Trump has given little to no evidence of actually being a Christian–at least in the way that Liberty has heretofore defined it. That is not to say that Trump doesn’t claim to be a Christian. Indeed, in his speech he claimed to be a protestant and a Presbyterian. Shouldn’t we just take him at his word? For the moment, let us set aside whether we think his policy proposals are consistently Christian. Just consider how Trump has described in his own words his Christian commitment. Trump has said that he has never asked God for forgiveness. Why? Because he says he doesn’t need it. Trump has said that he only goes to church at Christmas and Easter. His many divorces are also well-known. What kind of Christian is it that feels no need for forgiveness from his sins? That only gathers with God’s people twice a year for worship? That is involved in what is at best serial monogamy? It may be a “Christian” that is Christian in name only, not in reality.

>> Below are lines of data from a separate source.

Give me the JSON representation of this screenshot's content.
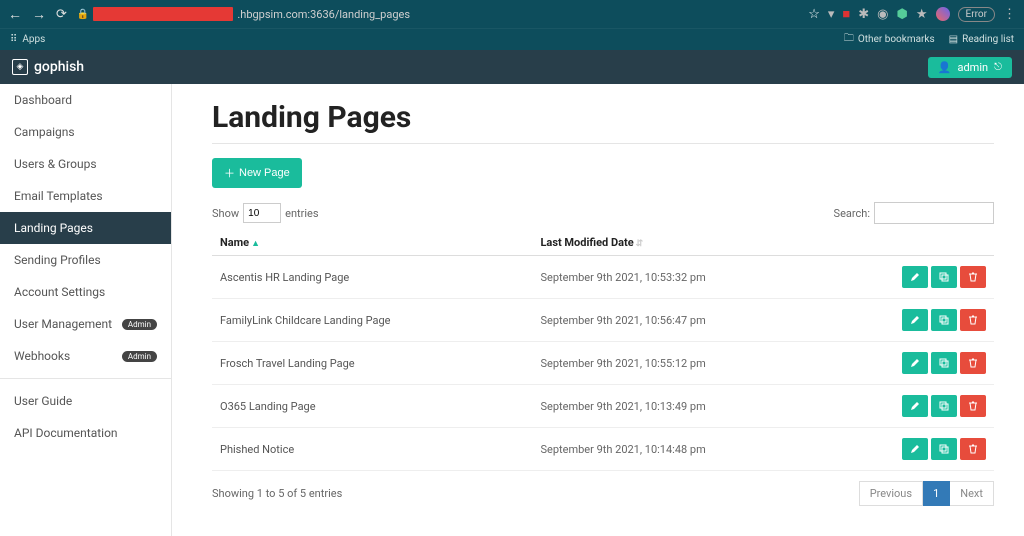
{
  "browser": {
    "url_host": ".hbgpsim.com:3636/landing_pages",
    "apps_label": "Apps",
    "other_bookmarks": "Other bookmarks",
    "reading_list": "Reading list",
    "error_label": "Error"
  },
  "header": {
    "brand": "gophish",
    "user": "admin"
  },
  "sidebar": {
    "items": [
      {
        "label": "Dashboard",
        "active": false,
        "badge": null
      },
      {
        "label": "Campaigns",
        "active": false,
        "badge": null
      },
      {
        "label": "Users & Groups",
        "active": false,
        "badge": null
      },
      {
        "label": "Email Templates",
        "active": false,
        "badge": null
      },
      {
        "label": "Landing Pages",
        "active": true,
        "badge": null
      },
      {
        "label": "Sending Profiles",
        "active": false,
        "badge": null
      },
      {
        "label": "Account Settings",
        "active": false,
        "badge": null
      },
      {
        "label": "User Management",
        "active": false,
        "badge": "Admin"
      },
      {
        "label": "Webhooks",
        "active": false,
        "badge": "Admin"
      }
    ],
    "docs": [
      {
        "label": "User Guide"
      },
      {
        "label": "API Documentation"
      }
    ]
  },
  "page": {
    "title": "Landing Pages",
    "new_button": "New Page",
    "show_label": "Show",
    "entries_value": "10",
    "entries_label": "entries",
    "search_label": "Search:",
    "table": {
      "columns": [
        "Name",
        "Last Modified Date"
      ],
      "rows": [
        {
          "name": "Ascentis HR Landing Page",
          "modified": "September 9th 2021, 10:53:32 pm"
        },
        {
          "name": "FamilyLink Childcare Landing Page",
          "modified": "September 9th 2021, 10:56:47 pm"
        },
        {
          "name": "Frosch Travel Landing Page",
          "modified": "September 9th 2021, 10:55:12 pm"
        },
        {
          "name": "O365 Landing Page",
          "modified": "September 9th 2021, 10:13:49 pm"
        },
        {
          "name": "Phished Notice",
          "modified": "September 9th 2021, 10:14:48 pm"
        }
      ]
    },
    "footer_info": "Showing 1 to 5 of 5 entries",
    "pager": {
      "prev": "Previous",
      "current": "1",
      "next": "Next"
    }
  }
}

None of these items is an unforgivable error, but they do appear to be un-repented of error. If he were applying for membership in the church where I pastor, he would not be allowed to join while having these errors in tow. If he were already a member and persisted in these errors, we would excommunicate him. In short, we would treat him as if he were not a born-again believer in the Lord Jesus. What we would not do is put him on a platform and tell everyone that he has born the “fruit” of authentic Christianity—much less invite him to give a speech in a slot that is typically reserved for Christian preaching. To do such a thing would be to call light darkness and darkness light (Isaiah 5:20). To put him before the people, to endorse his message, and to treat him as a fruit-bearing Christian is to “participate in his evil deeds” (2 John 11).

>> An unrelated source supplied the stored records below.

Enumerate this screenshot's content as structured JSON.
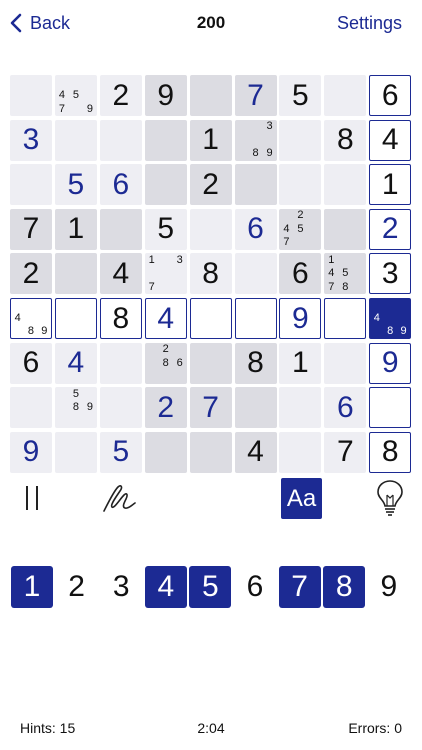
{
  "nav": {
    "back_label": "Back",
    "title": "200",
    "settings_label": "Settings"
  },
  "colors": {
    "accent": "#1c2a93",
    "cell_light": "#eeeef3",
    "cell_dark": "#dcdce2",
    "highlight": "#cfcfe0"
  },
  "board": [
    [
      {
        "v": ""
      },
      {
        "n": [
          "",
          "",
          "",
          "4",
          "5",
          "",
          "7",
          "",
          "9"
        ]
      },
      {
        "v": "2"
      },
      {
        "v": "9"
      },
      {
        "v": ""
      },
      {
        "v": "7",
        "u": true
      },
      {
        "v": "5"
      },
      {
        "v": ""
      },
      {
        "v": "6"
      }
    ],
    [
      {
        "v": "3",
        "u": true
      },
      {
        "v": ""
      },
      {
        "v": ""
      },
      {
        "v": ""
      },
      {
        "v": "1"
      },
      {
        "n": [
          "",
          "",
          "3",
          "",
          "",
          "",
          "",
          "8",
          "9"
        ]
      },
      {
        "v": ""
      },
      {
        "v": "8"
      },
      {
        "v": "4"
      }
    ],
    [
      {
        "v": ""
      },
      {
        "v": "5",
        "u": true
      },
      {
        "v": "6",
        "u": true
      },
      {
        "v": ""
      },
      {
        "v": "2"
      },
      {
        "v": ""
      },
      {
        "v": ""
      },
      {
        "v": ""
      },
      {
        "v": "1"
      }
    ],
    [
      {
        "v": "7"
      },
      {
        "v": "1"
      },
      {
        "v": ""
      },
      {
        "v": "5"
      },
      {
        "v": ""
      },
      {
        "v": "6",
        "u": true
      },
      {
        "n": [
          "",
          "2",
          "",
          "4",
          "5",
          "",
          "7",
          "",
          ""
        ]
      },
      {
        "v": ""
      },
      {
        "v": "2",
        "u": true
      }
    ],
    [
      {
        "v": "2"
      },
      {
        "v": ""
      },
      {
        "v": "4"
      },
      {
        "n": [
          "1",
          "",
          "3",
          "",
          "",
          "",
          "7",
          "",
          ""
        ]
      },
      {
        "v": "8"
      },
      {
        "v": ""
      },
      {
        "v": "6"
      },
      {
        "n": [
          "1",
          "",
          "",
          "4",
          "5",
          "",
          "7",
          "8",
          ""
        ]
      },
      {
        "v": "3"
      }
    ],
    [
      {
        "n": [
          "",
          "",
          "",
          "4",
          "",
          "",
          "",
          "8",
          "9"
        ]
      },
      {
        "v": ""
      },
      {
        "v": "8"
      },
      {
        "v": "4",
        "u": true
      },
      {
        "v": ""
      },
      {
        "v": ""
      },
      {
        "v": "9",
        "u": true
      },
      {
        "v": ""
      },
      {
        "n": [
          "",
          "",
          "",
          "4",
          "",
          "",
          "",
          "8",
          "9"
        ]
      }
    ],
    [
      {
        "v": "6"
      },
      {
        "v": "4",
        "u": true
      },
      {
        "v": ""
      },
      {
        "n": [
          "",
          "2",
          "",
          "",
          "8",
          "6",
          "",
          "",
          ""
        ]
      },
      {
        "v": ""
      },
      {
        "v": "8"
      },
      {
        "v": "1"
      },
      {
        "v": ""
      },
      {
        "v": "9",
        "u": true
      }
    ],
    [
      {
        "v": ""
      },
      {
        "n": [
          "",
          "5",
          "",
          "",
          "8",
          "9",
          "",
          "",
          ""
        ]
      },
      {
        "v": ""
      },
      {
        "v": "2",
        "u": true
      },
      {
        "v": "7",
        "u": true
      },
      {
        "v": ""
      },
      {
        "v": ""
      },
      {
        "v": "6",
        "u": true
      },
      {
        "v": ""
      }
    ],
    [
      {
        "v": "9",
        "u": true
      },
      {
        "v": ""
      },
      {
        "v": "5",
        "u": true
      },
      {
        "v": ""
      },
      {
        "v": ""
      },
      {
        "v": "4"
      },
      {
        "v": ""
      },
      {
        "v": "7"
      },
      {
        "v": "8"
      }
    ]
  ],
  "selected_cell": {
    "row": 5,
    "col": 8
  },
  "toolbar": {
    "pause_icon": "pause-icon",
    "pencil_icon": "pencil-icon",
    "notes_label": "Aa",
    "hint_icon": "lightbulb-icon"
  },
  "numpad": [
    {
      "label": "1",
      "active": true
    },
    {
      "label": "2",
      "active": false
    },
    {
      "label": "3",
      "active": false
    },
    {
      "label": "4",
      "active": true
    },
    {
      "label": "5",
      "active": true
    },
    {
      "label": "6",
      "active": false
    },
    {
      "label": "7",
      "active": true
    },
    {
      "label": "8",
      "active": true
    },
    {
      "label": "9",
      "active": false
    }
  ],
  "footer": {
    "hints": "Hints: 15",
    "time": "2:04",
    "errors": "Errors: 0"
  }
}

Also, it doesn’t serve Trump to leave the truth of the gospel in obscurity. What Trump needs is what all of us have needed. We need to know that we are sinners and are in desperate need of reconciliation with a holy God. If there is one thing we need in this life, it’s forgiveness from our offended Maker. The good news is that our Maker loves us and his sent his Son Jesus to die for our sins. He has resurrected Jesus from the dead to give us eternal life. Anyone who repents of their sin and believes in this Savior will taste real forgiveness and the life-transforming power of the Holy Spirit. That message is for any and everyone who will have it, and it is totally free. It may advance a political agenda to leave these things in obscurity, but it doesn’t advance the kingdom of God.
Donald Trump doesn’t have to be a Christian in order to run for president or to speak at Liberty University. But Liberty University—as a Christian institution of higher learning—has a responsibility not to confuse people about what Christianity is. And today they fell short of that in a big way.